Available records:
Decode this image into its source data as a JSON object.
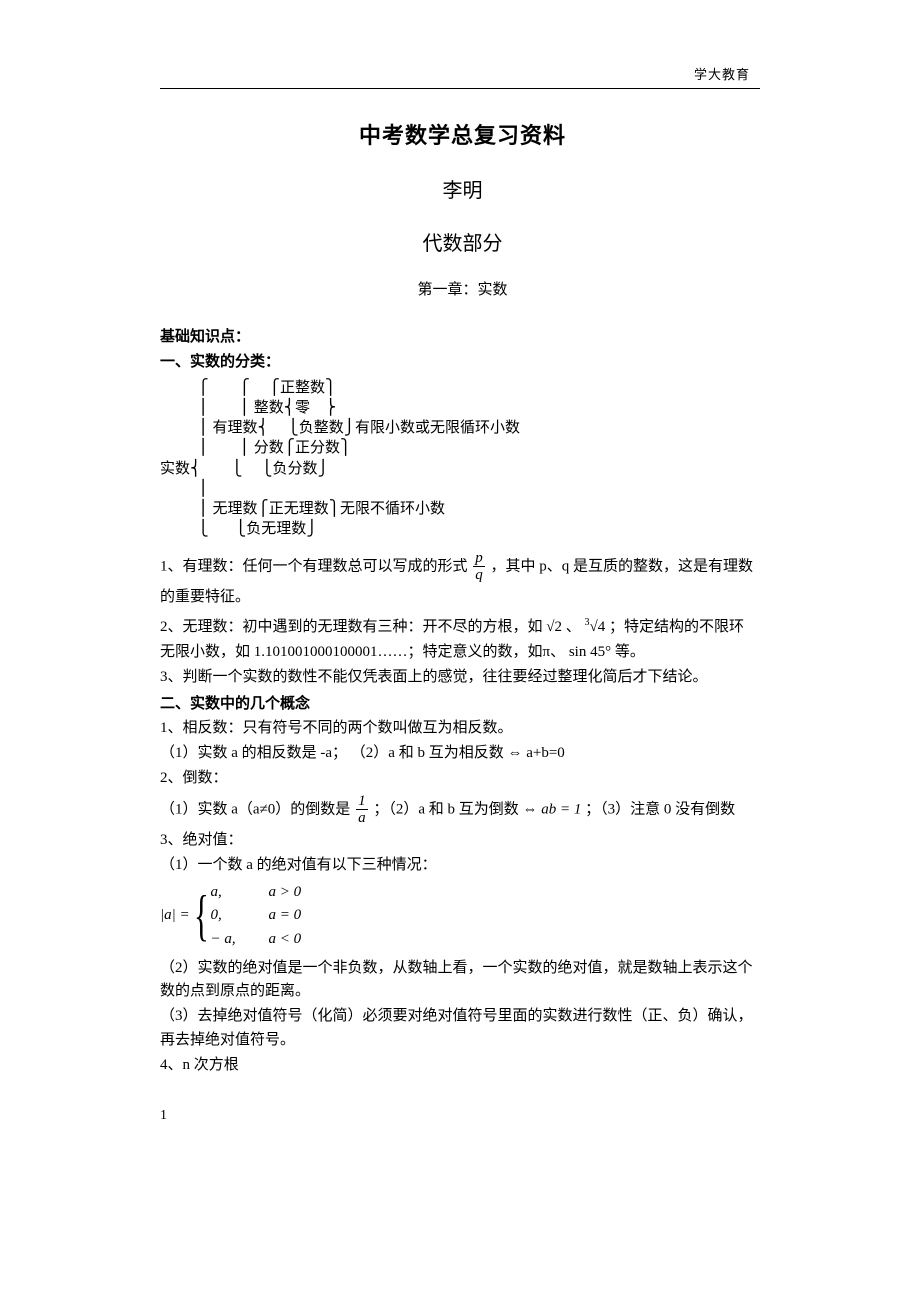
{
  "header": {
    "brand": "学大教育"
  },
  "title": "中考数学总复习资料",
  "author": "李明",
  "section": "代数部分",
  "chapter": "第一章：实数",
  "h_basic": "基础知识点：",
  "h1": "一、实数的分类：",
  "tree": "          ⎧        ⎧     ⎧正整数⎫\n          ⎪        ⎪ 整数⎨零    ⎬\n          ⎪ 有理数⎨     ⎩负整数⎭有限小数或无限循环小数\n          ⎪        ⎪ 分数⎧正分数⎫\n实数⎨        ⎩     ⎩负分数⎭\n          ⎪\n          ⎪ 无理数⎧正无理数⎫无限不循环小数\n          ⎩       ⎩负无理数⎭",
  "p1a": "1、有理数：任何一个有理数总可以写成的形式",
  "p1b": "，其中 p、q 是互质的整数，这是有理数",
  "p1c": "的重要特征。",
  "frac_pq": {
    "num": "p",
    "den": "q"
  },
  "p2a": "2、无理数：初中遇到的无理数有三种：开不尽的方根，如",
  "p2r1": "√2",
  "p2sep": "、",
  "p2r2_idx": "3",
  "p2r2": "√4",
  "p2b": "；特定结构的不限环",
  "p2c": "无限小数，如 1.101001000100001……；特定意义的数，如π、",
  "p2sin": "sin 45°",
  "p2d": " 等。",
  "p3": "3、判断一个实数的数性不能仅凭表面上的感觉，往往要经过整理化简后才下结论。",
  "h2": "二、实数中的几个概念",
  "c1": "1、相反数：只有符号不同的两个数叫做互为相反数。",
  "c1a": "（1）实数 a 的相反数是 -a；   （2）a 和 b 互为相反数 ⇔ a+b=0",
  "c2": "2、倒数：",
  "c2a_pre": "（1）实数 a（a≠0）的倒数是",
  "frac_1a": {
    "num": "1",
    "den": "a"
  },
  "c2a_mid": "；（2）a 和 b 互为倒数 ⇔ ",
  "c2a_eq": "ab = 1",
  "c2a_post": "；（3）注意 0 没有倒数",
  "c3": "3、绝对值：",
  "c3a": "（1）一个数 a 的绝对值有以下三种情况：",
  "abs_left": "|a| =",
  "abs_rows": [
    {
      "l": "a,",
      "r": "a > 0"
    },
    {
      "l": "0,",
      "r": "a = 0"
    },
    {
      "l": "− a,",
      "r": "a < 0"
    }
  ],
  "c3b": "（2）实数的绝对值是一个非负数，从数轴上看，一个实数的绝对值，就是数轴上表示这个数的点到原点的距离。",
  "c3c": "（3）去掉绝对值符号（化简）必须要对绝对值符号里面的实数进行数性（正、负）确认，再去掉绝对值符号。",
  "c4": "4、n 次方根",
  "pagenum": "1"
}
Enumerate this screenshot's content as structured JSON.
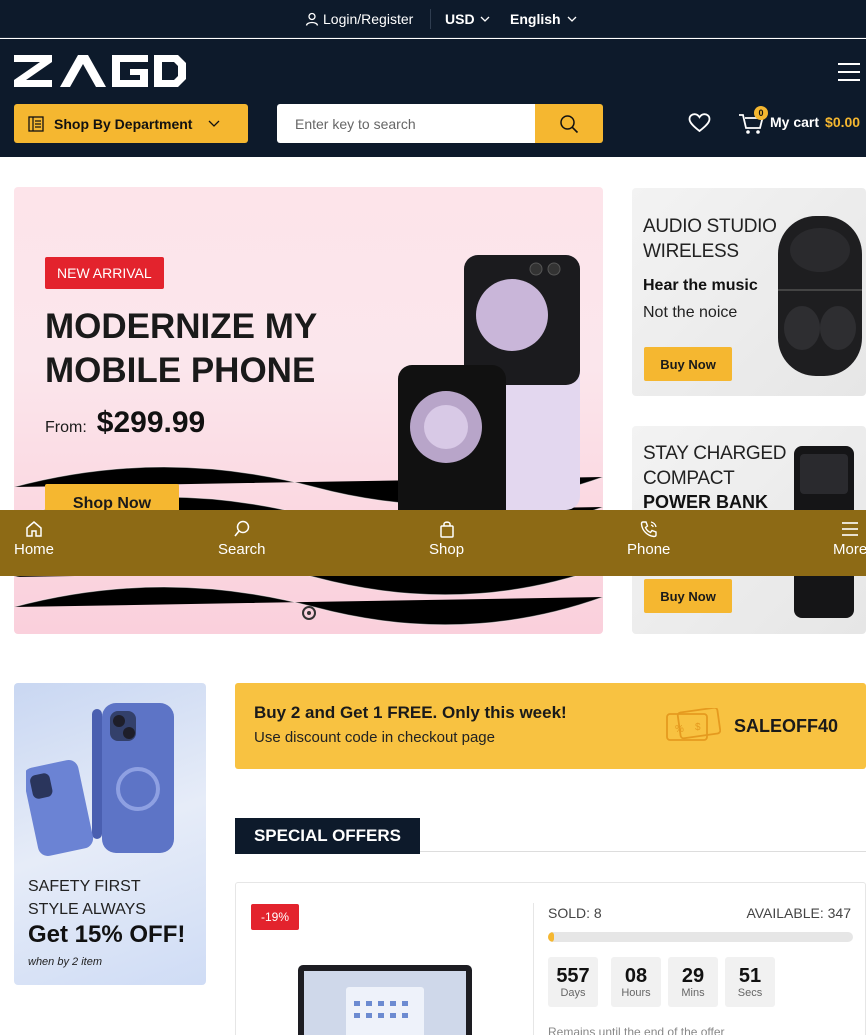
{
  "topbar": {
    "login": "Login/Register",
    "currency": "USD",
    "language": "English"
  },
  "header": {
    "logo": "ZAGD",
    "department_label": "Shop By Department",
    "search_placeholder": "Enter key to search",
    "cart_count": "0",
    "cart_label": "My cart",
    "cart_total": "$0.00"
  },
  "hero": {
    "badge": "NEW ARRIVAL",
    "title": "MODERNIZE MY MOBILE PHONE",
    "from_label": "From:",
    "price": "$299.99",
    "cta": "Shop Now"
  },
  "side_banners": [
    {
      "line1": "AUDIO STUDIO",
      "line2": "WIRELESS",
      "bold": "Hear the music",
      "sub": "Not the noice",
      "cta": "Buy Now"
    },
    {
      "line1": "STAY CHARGED",
      "line2": "COMPACT",
      "bold": "POWER BANK",
      "cta": "Buy Now"
    }
  ],
  "mobile_nav": [
    {
      "label": "Home",
      "icon": "home-icon"
    },
    {
      "label": "Search",
      "icon": "search-icon"
    },
    {
      "label": "Shop",
      "icon": "bag-icon"
    },
    {
      "label": "Phone",
      "icon": "phone-icon"
    },
    {
      "label": "More",
      "icon": "menu-icon"
    }
  ],
  "promo_left": {
    "line1": "SAFETY FIRST",
    "line2": "STYLE ALWAYS",
    "headline": "Get 15% OFF!",
    "note": "when by 2 item"
  },
  "coupon": {
    "title": "Buy 2 and Get 1 FREE. Only this week!",
    "subtitle": "Use discount code in checkout page",
    "code": "SALEOFF40"
  },
  "special_offers": {
    "heading": "SPECIAL OFFERS",
    "discount": "-19%",
    "sold": "SOLD: 8",
    "available": "AVAILABLE: 347",
    "sold_fraction": 0.02,
    "countdown": [
      {
        "value": "557",
        "unit": "Days"
      },
      {
        "value": "08",
        "unit": "Hours"
      },
      {
        "value": "29",
        "unit": "Mins"
      },
      {
        "value": "51",
        "unit": "Secs"
      }
    ],
    "remain_text": "Remains until the end of the offer"
  },
  "colors": {
    "navy": "#0d1a2b",
    "accent": "#f5b730",
    "sale_red": "#e3232d",
    "mobile_nav": "#8d6a15"
  }
}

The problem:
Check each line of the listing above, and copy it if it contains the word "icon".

Task output:
      "icon": "home-icon"
      "icon": "search-icon"
      "icon": "bag-icon"
      "icon": "phone-icon"
      "icon": "menu-icon"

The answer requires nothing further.